Wikki Tourists yesterday failed to regain leadership of the Nigeria Professional Football League (NPFL) after they forced hosts Niger Tornadoes to a 1-1 draw in Lokoja.Wikki is now second on the table having recorded 44 points from 26 matches, two points behind new leaders Enugu Rangers.Rivers United stayed in third place also on 44 points, but with an inferior goals difference to Wikki. Enyimba is now fourth on the table with 40 points, six points adrift of new league leaders Enugu Rangers. Pillars are fifth on the standings with 39 points.Tornadoes opened scoring against Wikki through Kunle Issa after 21 minutes.Charles Henlong equalised for Wikki in the 64th minute from close range.Rivers United were truly at home in Port Harcourt when they defeated Shooting Stars 2-0 only days after they eliminated the Ibadan club from the Federation Cup in penalty shootout.Rivers goals were by Ivorian striker Guy Kuemian and Frederick Obomate with Rivers State Governor Nyesom Wike watching in the stands.Also yesterday in Port Harcourt, Enyimba recorded the double over rivals Kano Pillars after they won 2-1.The NPFL champions had similarly defeated Pillars 2-1 in Kano in the first round of the championship.Ifeanyi Anaemena fired Enyimba ahead in the 10th minute, but veteran striker Adamu Mohammed drew level a minute.Uche John scored the match winner in the 73rd minute from the penalty spot after Stephen Chukwude was brought down inside the box on his way to goal.This was minutes after Enyimba were denied a penalty after Joseph Osadiaye was also felled inside the box.In the 90th minute, Pillars goalkeeper David Obiozor pulled off a big save to deny Chukwude from point-blank range.In other matches, Abia Warriors pipped Warri Wolves 1-0, MFM FC beat Heartland 2-0 and Lobi Stars were 1-0 winners over visiting Plateau United.
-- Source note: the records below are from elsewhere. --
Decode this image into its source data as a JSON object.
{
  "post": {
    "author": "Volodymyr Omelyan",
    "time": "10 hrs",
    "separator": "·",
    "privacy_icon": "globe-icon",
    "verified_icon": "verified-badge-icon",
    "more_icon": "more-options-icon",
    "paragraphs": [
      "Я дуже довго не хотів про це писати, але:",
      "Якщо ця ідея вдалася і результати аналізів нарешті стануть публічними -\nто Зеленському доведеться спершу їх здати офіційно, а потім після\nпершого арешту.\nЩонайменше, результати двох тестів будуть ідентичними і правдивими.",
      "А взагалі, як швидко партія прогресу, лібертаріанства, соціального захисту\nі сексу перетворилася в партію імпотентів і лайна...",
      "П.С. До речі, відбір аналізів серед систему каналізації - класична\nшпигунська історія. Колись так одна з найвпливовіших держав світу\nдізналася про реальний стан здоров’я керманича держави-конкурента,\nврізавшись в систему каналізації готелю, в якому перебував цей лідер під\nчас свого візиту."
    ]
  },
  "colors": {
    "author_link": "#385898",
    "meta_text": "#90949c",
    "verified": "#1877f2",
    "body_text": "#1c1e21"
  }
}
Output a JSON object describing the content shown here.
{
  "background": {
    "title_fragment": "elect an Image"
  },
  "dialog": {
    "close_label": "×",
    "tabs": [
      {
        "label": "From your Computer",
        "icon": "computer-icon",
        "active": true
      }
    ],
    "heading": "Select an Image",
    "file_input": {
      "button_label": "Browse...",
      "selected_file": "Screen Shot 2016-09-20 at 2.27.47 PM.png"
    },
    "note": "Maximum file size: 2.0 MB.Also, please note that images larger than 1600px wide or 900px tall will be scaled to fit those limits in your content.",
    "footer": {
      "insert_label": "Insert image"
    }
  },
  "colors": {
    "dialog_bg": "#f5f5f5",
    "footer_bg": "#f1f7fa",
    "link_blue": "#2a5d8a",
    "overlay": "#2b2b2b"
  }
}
FC IfeanyiUbah defeated El Kanemi Warriors 1-0.RESULTSRivers Utd 2-0 3SCTornadoes 1-1 WikkiEnyimba 2-1 Kano PillarsLobi 1-0 Plateau UtdIfeanyiUbah 1-0 ElkanemiAbia Warrior 1-0 WolvesMFM FC 2-0 HeartlandNasarawa 3-0 SunshineAkwa Utd 2-3 RangersShare this:FacebookRedditTwitterPrintPinterestEmailWhatsAppSkypeLinkedInTumblrPocketTelegram